By Bryan GatchellMay 8, 2018
FORT BENNING, Ga. (May 8, 2018) -- Re-engaging a history that extends back to 1901, the 194th Armored Brigade activated 2nd Squadron, 15th Cavalry Regiment, during a ceremony May 1 on Brave Rifles Field at Fort Benning, Georgia.
The mission of the 2-15th is to conduct one station unit training (OSUT) to transform new Soldiers into cavalry scouts.
Lt. Col. Wes Wilhite took on the role of squadron commander, and Command Sgt. Maj. Gareth J. Kilpatrick took on the role of squadron command sergeant major during the ceremony. Col. Scott Allen, commander of 194th Armored Brigade, both performed in the symbolic uncasing of the squadron colors and spoke on the occasion.

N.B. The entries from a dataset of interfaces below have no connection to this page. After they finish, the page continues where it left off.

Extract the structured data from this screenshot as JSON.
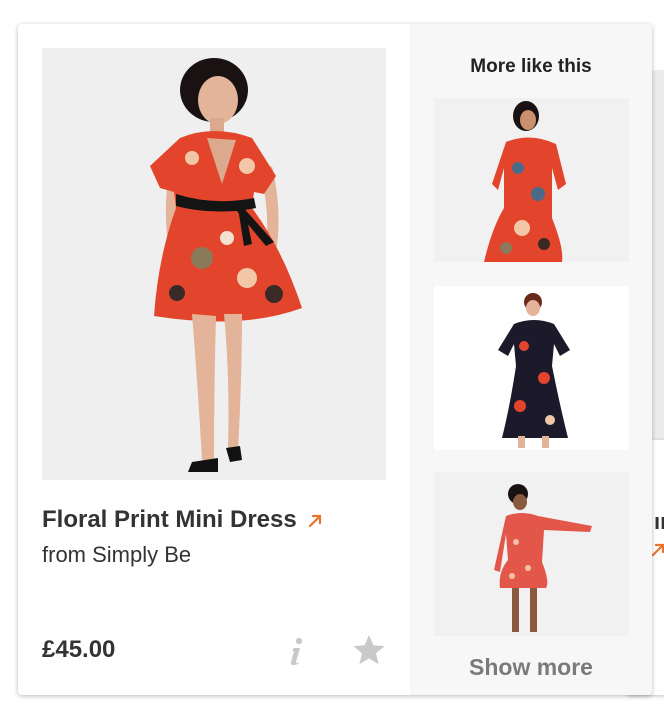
{
  "product": {
    "title": "Floral Print Mini Dress",
    "merchant": "from Simply Be",
    "price": "£45.00",
    "image": "model-in-red-floral-mini-dress-image"
  },
  "related": {
    "title": "More like this",
    "items": [
      {
        "image": "model-in-red-floral-maxi-wrap-dress-image"
      },
      {
        "image": "model-in-black-floral-midi-dress-image"
      },
      {
        "image": "model-in-red-floral-flutter-sleeve-dress-image"
      }
    ],
    "show_more_label": "Show more"
  },
  "next_card_peek": {
    "title_fragment": "ır"
  },
  "colors": {
    "accent_arrow": "#e8732a",
    "icon_gray": "#c9c9c9",
    "dress_red": "#e2452c"
  },
  "icons": [
    "external-link-arrow-icon",
    "info-icon",
    "star-icon"
  ]
}
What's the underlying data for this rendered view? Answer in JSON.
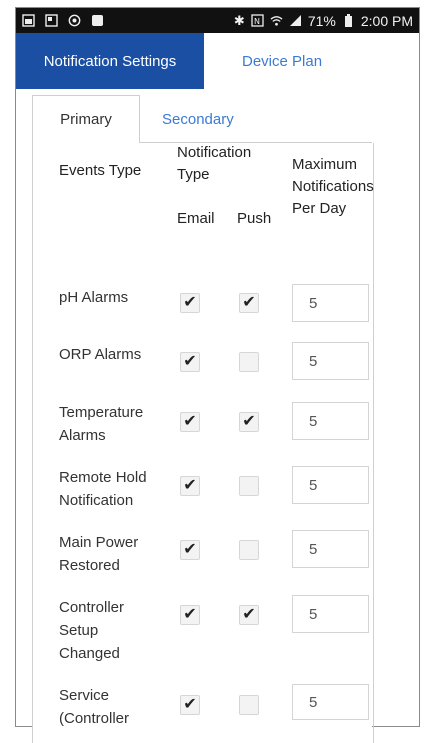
{
  "status_bar": {
    "battery_percent": "71%",
    "time": "2:00 PM",
    "left_icons": [
      "gallery-icon",
      "screenshot-icon",
      "target-icon",
      "app-icon"
    ],
    "right_icons": [
      "bluetooth-icon",
      "nfc-icon",
      "wifi-icon",
      "signal-icon",
      "battery-icon"
    ]
  },
  "tabs": {
    "active": "Notification Settings",
    "inactive": "Device Plan"
  },
  "subtabs": {
    "active": "Primary",
    "inactive": "Secondary"
  },
  "table": {
    "header_events": "Events Type",
    "header_notification": "Notification Type",
    "header_email": "Email",
    "header_push": "Push",
    "header_max": "Maximum Notifications Per Day",
    "rows": [
      {
        "label": "pH Alarms",
        "email": true,
        "push": true,
        "max": "5"
      },
      {
        "label": "ORP Alarms",
        "email": true,
        "push": false,
        "max": "5"
      },
      {
        "label": "Temperature Alarms",
        "email": true,
        "push": true,
        "max": "5"
      },
      {
        "label": "Remote Hold Notification",
        "email": true,
        "push": false,
        "max": "5"
      },
      {
        "label": "Main Power Restored",
        "email": true,
        "push": false,
        "max": "5"
      },
      {
        "label": "Controller Setup Changed",
        "email": true,
        "push": true,
        "max": "5"
      },
      {
        "label": "Service (Controller",
        "email": true,
        "push": false,
        "max": "5"
      }
    ]
  },
  "colors": {
    "tab_active_bg": "#1a4fa3",
    "link": "#3a7bd5",
    "status_bar_bg": "#111111"
  }
}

"Training Cavalry Scouts is no simple or easy task," said Allen. "Out of all the branches, we ask the most of our scouts. Patrolling dismounted to establish an observation post to serving on one of four distinct vehicle platforms, a scout's duties are varied and diverse."
Cavalry scouts serve within scout teams, squads or platoons in reconnaissance, security and other combat operations, according to the Army recruitment page on the military occupational specialty. They gather vital information for the planning of military missions and the deployment of forces into battle. They conduct terrain, infrastructure, civilian and threat analysis, land navigation and route selection, and provide detailed reports on threat location, capabilities and movement.
"To establish a foundation that will guarantee our scouts will succeed in their first unit of assignment takes a dedicated cohort of professionally experienced cavalrymen," said Allen. "That's why we're so fortunate to have Lieutenant Colonel Wes Wilhite and Command Sergeant Major James Kilpatrick."
Wilhite, upon his assumption of command, said he did so with an eye toward the historic legacy of the unit.
"Anyone assuming command does so with a dose of humility and a sense of introspection," said Wilhite, during his remarks. "A few key questions you have to ask in the U.S. Army are 'Who are we?' 'What are we for?' and 'What must we do?' The answers to the first and second question can be found in the unit's history."
The 2-15th traces its history back to Troop B of 15th Cavalry Regiment, organized at the Presidio of San Francisco, California, in 1901. The horse-mounted troop deployed to the Philippines, to Cuba and to the Mexican border. Its deployment to France during World War I was the final time it served as a unit of horse Soldiers, and following the occupation duties, it returned to the U.S. and was deactivated.
With the U.S. involvement in World War II, the 15th became a mechanized cavalry group, mounting armored cars and tanks rather than horses. It served as part of the Third Army and Ninth Army and took part in campaigns in Normandy in northern France, in the Rhineland in Germany, and in Central Europe.
"The 2nd Squadron has enjoyed a very brief but colorful existence in the annals of Army history," said Wilhite. "All of its history is tied to the liberation of Western Europe and maintaining stability in Germany."
After the war, the second squadron became 17th Reconnaissance Squadron and patrolled the border between West Germany and East Germany and Czechoslovakia.
Between 1952 and 1987, the Army redesignated, inactivated and reactivated the regiment, and elements of the regiment served in Korea, Germany, the U.S. and Vietnam. In 1987, the 15th Cavalry Regiment was reactivated at Fort Knox, Kentucky, as part of the 1st Armored Training Brigade.
Now the 2nd Squadron joins the 5th Squadron, also at Fort Benning, Georgia, to train cavalry scouts.
"In the Army as a professional Soldier, we have all chosen to take the path less traveled by, a path traveled by less than 2 percent of America," said Wilhite.
Wilhite then related the squadron's mission of training cavalry scouts with their mission of liberating Western Europe during World War II and maintaining stability after:
"We will cover the front."
To see photos from this event, visit "PHOTO ALBUM" in the "Related Links" section on this page.
To learn more about the cavalry scout MOS, visit "19D (Cavalry Scout) MOS description" in the "Related Links" section on this page.